== INPUT DATA

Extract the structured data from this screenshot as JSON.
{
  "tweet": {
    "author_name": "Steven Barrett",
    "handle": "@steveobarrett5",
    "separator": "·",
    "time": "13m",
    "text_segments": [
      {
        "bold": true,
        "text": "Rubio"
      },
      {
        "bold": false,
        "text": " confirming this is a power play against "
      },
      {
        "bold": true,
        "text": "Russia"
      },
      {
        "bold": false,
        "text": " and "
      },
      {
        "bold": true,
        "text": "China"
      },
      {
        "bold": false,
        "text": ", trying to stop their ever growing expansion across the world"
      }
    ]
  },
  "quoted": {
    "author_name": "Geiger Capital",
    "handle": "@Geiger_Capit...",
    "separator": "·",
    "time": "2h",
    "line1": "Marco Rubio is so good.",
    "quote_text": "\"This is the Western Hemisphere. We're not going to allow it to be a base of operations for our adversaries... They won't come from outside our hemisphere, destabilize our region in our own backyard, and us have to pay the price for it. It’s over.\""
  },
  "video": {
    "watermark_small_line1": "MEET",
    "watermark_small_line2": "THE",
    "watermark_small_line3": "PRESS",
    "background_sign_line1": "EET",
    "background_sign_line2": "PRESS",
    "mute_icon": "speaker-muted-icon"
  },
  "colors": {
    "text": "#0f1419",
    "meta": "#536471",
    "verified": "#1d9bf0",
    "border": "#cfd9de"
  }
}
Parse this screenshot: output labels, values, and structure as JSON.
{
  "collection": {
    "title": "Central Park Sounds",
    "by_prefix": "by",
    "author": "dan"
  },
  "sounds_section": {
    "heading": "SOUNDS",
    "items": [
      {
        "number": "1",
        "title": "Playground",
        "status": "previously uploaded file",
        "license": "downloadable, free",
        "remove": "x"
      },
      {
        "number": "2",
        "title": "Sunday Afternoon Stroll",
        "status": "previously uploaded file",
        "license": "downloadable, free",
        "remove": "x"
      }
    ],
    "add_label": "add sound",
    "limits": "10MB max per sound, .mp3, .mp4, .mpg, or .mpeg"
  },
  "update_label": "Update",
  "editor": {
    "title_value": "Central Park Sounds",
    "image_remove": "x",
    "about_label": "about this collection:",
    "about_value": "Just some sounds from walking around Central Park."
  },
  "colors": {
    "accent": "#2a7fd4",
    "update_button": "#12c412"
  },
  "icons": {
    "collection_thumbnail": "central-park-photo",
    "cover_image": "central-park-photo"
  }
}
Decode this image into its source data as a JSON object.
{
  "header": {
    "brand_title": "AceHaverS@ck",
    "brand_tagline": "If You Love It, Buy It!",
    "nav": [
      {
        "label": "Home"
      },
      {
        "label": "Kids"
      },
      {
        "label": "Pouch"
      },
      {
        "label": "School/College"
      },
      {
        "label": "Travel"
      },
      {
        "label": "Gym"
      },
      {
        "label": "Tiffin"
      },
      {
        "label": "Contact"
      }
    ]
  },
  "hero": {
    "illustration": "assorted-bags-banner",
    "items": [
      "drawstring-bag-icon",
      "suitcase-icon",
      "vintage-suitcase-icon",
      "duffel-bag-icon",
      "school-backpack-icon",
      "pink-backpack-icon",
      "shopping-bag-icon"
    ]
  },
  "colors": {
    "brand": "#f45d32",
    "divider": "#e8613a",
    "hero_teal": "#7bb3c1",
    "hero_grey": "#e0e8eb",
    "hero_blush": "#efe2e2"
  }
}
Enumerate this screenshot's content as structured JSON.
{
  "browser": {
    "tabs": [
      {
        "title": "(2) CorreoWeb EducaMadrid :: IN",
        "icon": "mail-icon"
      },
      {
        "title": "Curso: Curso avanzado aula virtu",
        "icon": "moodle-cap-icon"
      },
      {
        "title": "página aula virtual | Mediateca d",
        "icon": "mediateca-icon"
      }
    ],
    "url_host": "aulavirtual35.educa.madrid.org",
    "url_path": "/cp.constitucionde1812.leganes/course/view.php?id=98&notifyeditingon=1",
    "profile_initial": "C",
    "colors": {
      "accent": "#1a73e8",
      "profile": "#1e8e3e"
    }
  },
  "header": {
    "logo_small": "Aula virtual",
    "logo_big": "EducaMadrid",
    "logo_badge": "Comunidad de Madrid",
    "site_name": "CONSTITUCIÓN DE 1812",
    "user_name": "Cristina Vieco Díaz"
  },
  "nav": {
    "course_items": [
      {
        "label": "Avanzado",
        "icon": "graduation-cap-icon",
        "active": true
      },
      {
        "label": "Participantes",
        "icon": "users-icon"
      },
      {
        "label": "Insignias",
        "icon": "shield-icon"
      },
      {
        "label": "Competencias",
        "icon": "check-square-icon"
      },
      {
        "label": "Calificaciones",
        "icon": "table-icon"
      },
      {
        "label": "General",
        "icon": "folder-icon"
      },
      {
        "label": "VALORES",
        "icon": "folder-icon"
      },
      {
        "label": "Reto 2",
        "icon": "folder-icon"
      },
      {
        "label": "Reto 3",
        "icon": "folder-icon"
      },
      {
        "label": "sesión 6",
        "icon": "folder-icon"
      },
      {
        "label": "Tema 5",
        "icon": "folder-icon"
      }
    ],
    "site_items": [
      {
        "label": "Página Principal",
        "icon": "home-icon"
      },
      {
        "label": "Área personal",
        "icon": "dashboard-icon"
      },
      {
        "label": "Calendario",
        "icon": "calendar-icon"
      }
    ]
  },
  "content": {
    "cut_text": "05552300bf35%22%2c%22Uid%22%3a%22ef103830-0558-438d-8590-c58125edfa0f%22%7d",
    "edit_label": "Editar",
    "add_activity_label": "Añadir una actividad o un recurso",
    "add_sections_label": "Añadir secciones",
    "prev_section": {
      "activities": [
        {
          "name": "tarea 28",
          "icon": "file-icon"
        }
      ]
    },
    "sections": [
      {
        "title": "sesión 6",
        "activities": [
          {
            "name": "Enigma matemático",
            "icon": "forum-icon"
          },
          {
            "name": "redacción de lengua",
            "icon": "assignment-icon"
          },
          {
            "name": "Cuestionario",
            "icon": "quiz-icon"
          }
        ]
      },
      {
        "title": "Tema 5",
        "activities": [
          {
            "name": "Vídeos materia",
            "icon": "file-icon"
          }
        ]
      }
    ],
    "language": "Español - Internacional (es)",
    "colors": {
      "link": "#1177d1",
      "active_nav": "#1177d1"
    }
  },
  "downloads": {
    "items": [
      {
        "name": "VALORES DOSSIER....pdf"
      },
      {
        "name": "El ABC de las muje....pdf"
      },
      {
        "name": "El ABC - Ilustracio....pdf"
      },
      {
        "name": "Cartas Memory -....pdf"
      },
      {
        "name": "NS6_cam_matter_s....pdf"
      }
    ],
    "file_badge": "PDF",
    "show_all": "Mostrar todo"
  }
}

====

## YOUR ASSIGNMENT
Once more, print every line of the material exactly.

## RESULT OF THIS EXERCISE
Extract the structured data from this screenshot as JSON.
{
  "tweet": {
    "author_name": "Steven Barrett",
    "handle": "@steveobarrett5",
    "separator": "·",
    "time": "13m",
    "text_segments": [
      {
        "bold": true,
        "text": "Rubio"
      },
      {
        "bold": false,
        "text": " confirming this is a power play against "
      },
      {
        "bold": true,
        "text": "Russia"
      },
      {
        "bold": false,
        "text": " and "
      },
      {
        "bold": true,
        "text": "China"
      },
      {
        "bold": false,
        "text": ", trying to stop their ever growing expansion across the world"
      }
    ]
  },
  "quoted": {
    "author_name": "Geiger Capital",
    "handle": "@Geiger_Capit...",
    "separator": "·",
    "time": "2h",
    "line1": "Marco Rubio is so good.",
    "quote_text": "\"This is the Western Hemisphere. We're not going to allow it to be a base of operations for our adversaries... They won't come from outside our hemisphere, destabilize our region in our own backyard, and us have to pay the price for it. It’s over.\""
  },
  "video": {
    "watermark_small_line1": "MEET",
    "watermark_small_line2": "THE",
    "watermark_small_line3": "PRESS",
    "background_sign_line1": "EET",
    "background_sign_line2": "PRESS",
    "mute_icon": "speaker-muted-icon"
  },
  "colors": {
    "text": "#0f1419",
    "meta": "#536471",
    "verified": "#1d9bf0",
    "border": "#cfd9de"
  }
}
Parse this screenshot: output labels, values, and structure as JSON.
{
  "collection": {
    "title": "Central Park Sounds",
    "by_prefix": "by",
    "author": "dan"
  },
  "sounds_section": {
    "heading": "SOUNDS",
    "items": [
      {
        "number": "1",
        "title": "Playground",
        "status": "previously uploaded file",
        "license": "downloadable, free",
        "remove": "x"
      },
      {
        "number": "2",
        "title": "Sunday Afternoon Stroll",
        "status": "previously uploaded file",
        "license": "downloadable, free",
        "remove": "x"
      }
    ],
    "add_label": "add sound",
    "limits": "10MB max per sound, .mp3, .mp4, .mpg, or .mpeg"
  },
  "update_label": "Update",
  "editor": {
    "title_value": "Central Park Sounds",
    "image_remove": "x",
    "about_label": "about this collection:",
    "about_value": "Just some sounds from walking around Central Park."
  },
  "colors": {
    "accent": "#2a7fd4",
    "update_button": "#12c412"
  },
  "icons": {
    "collection_thumbnail": "central-park-photo",
    "cover_image": "central-park-photo"
  }
}
Decode this image into its source data as a JSON object.
{
  "header": {
    "brand_title": "AceHaverS@ck",
    "brand_tagline": "If You Love It, Buy It!",
    "nav": [
      {
        "label": "Home"
      },
      {
        "label": "Kids"
      },
      {
        "label": "Pouch"
      },
      {
        "label": "School/College"
      },
      {
        "label": "Travel"
      },
      {
        "label": "Gym"
      },
      {
        "label": "Tiffin"
      },
      {
        "label": "Contact"
      }
    ]
  },
  "hero": {
    "illustration": "assorted-bags-banner",
    "items": [
      "drawstring-bag-icon",
      "suitcase-icon",
      "vintage-suitcase-icon",
      "duffel-bag-icon",
      "school-backpack-icon",
      "pink-backpack-icon",
      "shopping-bag-icon"
    ]
  },
  "colors": {
    "brand": "#f45d32",
    "divider": "#e8613a",
    "hero_teal": "#7bb3c1",
    "hero_grey": "#e0e8eb",
    "hero_blush": "#efe2e2"
  }
}
Enumerate this screenshot's content as structured JSON.
{
  "browser": {
    "tabs": [
      {
        "title": "(2) CorreoWeb EducaMadrid :: IN",
        "icon": "mail-icon"
      },
      {
        "title": "Curso: Curso avanzado aula virtu",
        "icon": "moodle-cap-icon"
      },
      {
        "title": "página aula virtual | Mediateca d",
        "icon": "mediateca-icon"
      }
    ],
    "url_host": "aulavirtual35.educa.madrid.org",
    "url_path": "/cp.constitucionde1812.leganes/course/view.php?id=98&notifyeditingon=1",
    "profile_initial": "C",
    "colors": {
      "accent": "#1a73e8",
      "profile": "#1e8e3e"
    }
  },
  "header": {
    "logo_small": "Aula virtual",
    "logo_big": "EducaMadrid",
    "logo_badge": "Comunidad de Madrid",
    "site_name": "CONSTITUCIÓN DE 1812",
    "user_name": "Cristina Vieco Díaz"
  },
  "nav": {
    "course_items": [
      {
        "label": "Avanzado",
        "icon": "graduation-cap-icon",
        "active": true
      },
      {
        "label": "Participantes",
        "icon": "users-icon"
      },
      {
        "label": "Insignias",
        "icon": "shield-icon"
      },
      {
        "label": "Competencias",
        "icon": "check-square-icon"
      },
      {
        "label": "Calificaciones",
        "icon": "table-icon"
      },
      {
        "label": "General",
        "icon": "folder-icon"
      },
      {
        "label": "VALORES",
        "icon": "folder-icon"
      },
      {
        "label": "Reto 2",
        "icon": "folder-icon"
      },
      {
        "label": "Reto 3",
        "icon": "folder-icon"
      },
      {
        "label": "sesión 6",
        "icon": "folder-icon"
      },
      {
        "label": "Tema 5",
        "icon": "folder-icon"
      }
    ],
    "site_items": [
      {
        "label": "Página Principal",
        "icon": "home-icon"
      },
      {
        "label": "Área personal",
        "icon": "dashboard-icon"
      },
      {
        "label": "Calendario",
        "icon": "calendar-icon"
      }
    ]
  },
  "content": {
    "cut_text": "05552300bf35%22%2c%22Uid%22%3a%22ef103830-0558-438d-8590-c58125edfa0f%22%7d",
    "edit_label": "Editar",
    "add_activity_label": "Añadir una actividad o un recurso",
    "add_sections_label": "Añadir secciones",
    "prev_section": {
      "activities": [
        {
          "name": "tarea 28",
          "icon": "file-icon"
        }
      ]
    },
    "sections": [
      {
        "title": "sesión 6",
        "activities": [
          {
            "name": "Enigma matemático",
            "icon": "forum-icon"
          },
          {
            "name": "redacción de lengua",
            "icon": "assignment-icon"
          },
          {
            "name": "Cuestionario",
            "icon": "quiz-icon"
          }
        ]
      },
      {
        "title": "Tema 5",
        "activities": [
          {
            "name": "Vídeos materia",
            "icon": "file-icon"
          }
        ]
      }
    ],
    "language": "Español - Internacional (es)",
    "colors": {
      "link": "#1177d1",
      "active_nav": "#1177d1"
    }
  },
  "downloads": {
    "items": [
      {
        "name": "VALORES DOSSIER....pdf"
      },
      {
        "name": "El ABC de las muje....pdf"
      },
      {
        "name": "El ABC - Ilustracio....pdf"
      },
      {
        "name": "Cartas Memory -....pdf"
      },
      {
        "name": "NS6_cam_matter_s....pdf"
      }
    ],
    "file_badge": "PDF",
    "show_all": "Mostrar todo"
  }
}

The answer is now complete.